**Abstract**: In this talk, by following the philosophy of the block Kaczmarz methods, we propose a randomized block Kaczmarz method with the blocks determined by the k-means clustering. It can be considered as an efficient variant of the relaxed greedy randomized Kaczmarz algorithm by using a practical probability criterion for selecting the working block submatrix per iteration. The new algorithm is proved to be convergent when the linear system is consistent. A practical variant of the new method is also given. Some numerical examples are given to verify the effectiveness of the proposed methods.

**[04340] The FEAST algorithm accelerated by subspace expansion for eigenproblems****Author(s)**:**Guojian Yin**(Shenzhen University)

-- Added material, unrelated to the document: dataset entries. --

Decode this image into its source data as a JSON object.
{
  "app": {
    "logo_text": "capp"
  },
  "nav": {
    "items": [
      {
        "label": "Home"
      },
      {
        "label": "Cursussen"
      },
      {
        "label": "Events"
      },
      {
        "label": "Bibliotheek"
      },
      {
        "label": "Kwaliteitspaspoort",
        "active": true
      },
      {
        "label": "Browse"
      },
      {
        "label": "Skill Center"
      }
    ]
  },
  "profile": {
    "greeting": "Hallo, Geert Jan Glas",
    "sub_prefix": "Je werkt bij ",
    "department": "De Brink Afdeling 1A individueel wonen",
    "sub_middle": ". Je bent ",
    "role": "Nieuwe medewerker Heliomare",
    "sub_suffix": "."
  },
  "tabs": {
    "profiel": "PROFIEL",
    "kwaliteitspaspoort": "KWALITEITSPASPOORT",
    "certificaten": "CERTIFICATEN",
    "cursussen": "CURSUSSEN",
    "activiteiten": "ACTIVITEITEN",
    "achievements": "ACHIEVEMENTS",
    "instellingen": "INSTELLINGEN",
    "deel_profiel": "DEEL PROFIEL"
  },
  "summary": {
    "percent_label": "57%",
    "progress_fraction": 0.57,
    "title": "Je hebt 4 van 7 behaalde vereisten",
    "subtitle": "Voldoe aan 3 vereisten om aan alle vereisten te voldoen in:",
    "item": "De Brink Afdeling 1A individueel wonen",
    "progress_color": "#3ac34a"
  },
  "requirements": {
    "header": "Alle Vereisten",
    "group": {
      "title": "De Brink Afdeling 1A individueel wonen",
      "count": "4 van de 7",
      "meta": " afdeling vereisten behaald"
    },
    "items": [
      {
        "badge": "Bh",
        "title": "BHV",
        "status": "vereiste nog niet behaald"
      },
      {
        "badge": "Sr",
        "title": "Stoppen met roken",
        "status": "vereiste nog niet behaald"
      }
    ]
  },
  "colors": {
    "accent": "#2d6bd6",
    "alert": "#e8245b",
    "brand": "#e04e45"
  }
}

**Abstract**: The FEAST algorithm, a contour-integral based eigensolver, was developed for computing the eigenvalues inside a given region, along with their eigenvectors, of generalized eigenproblems. The FEAST algorithm is always fast, stable and easily parallelizable. It can be understood as an accelerated subspace iteration algorithm in conjunction with the Rayleigh–Ritz procedure. Unlike the classic subspace eigensolvers, the FEAST algorithm does not include a subspace expansion procedure when updating the search subspace but filters the search subspace iteratively using an approximate spectral projector. In this talk, I will introduce a subspace expansion scheme for the FEAST algorithm with the hope of producing a better search subspace and the improving convergence rate, especially when it comes to the ill-conditioned problems.

**[04345] A Class of Randomized Block Reflective Kaczmarz Method for Linear Systems with Automatic Restart****Author(s)**:**Ning Zheng**(The Institute of Statistical Mathematics)- Junfeng Yin (Tongji University)
- Nan Li (Tongji University)
- Jichen Zhao (Tongji University)

**Abstract**: We propose novel deterministic and randomized block reflective Kaczmarz methods, which are based on the row partitions block Householder transformation, for solving linear systems. The convergence analysis on both consistent and inconsistent cases are discussed, which sheds light on why the reflective type method may converge slower than the projection type method. Subsequently, the proposed methods are restarted automatically to further speed up the convergence. Numerical experiments on the synthetic random problems and image restoration problems show the efficiency of the proposed methods.

**[04543] A variant algorithm of the IDR(s) method for solving linear systems****Author(s)**:**Lei Du**(Dalian University of Technology)

**Abstract**: The Induced Dimension Reduction method (IDR($s$) proposed by Sonneveld and van Gijzen is an efficient method for solving large, sparse and nonsymmetric linear systems, after then many variants have been proposed. The method has also been generalized to solve matrix equations and eigenvalue problems. In this talk, we consider using the Anderson acceleration technique and propose a new variant to accelerate the IDR($s$) method. Some numerical experiments are presented to show the efficiency of our proposed algorithm.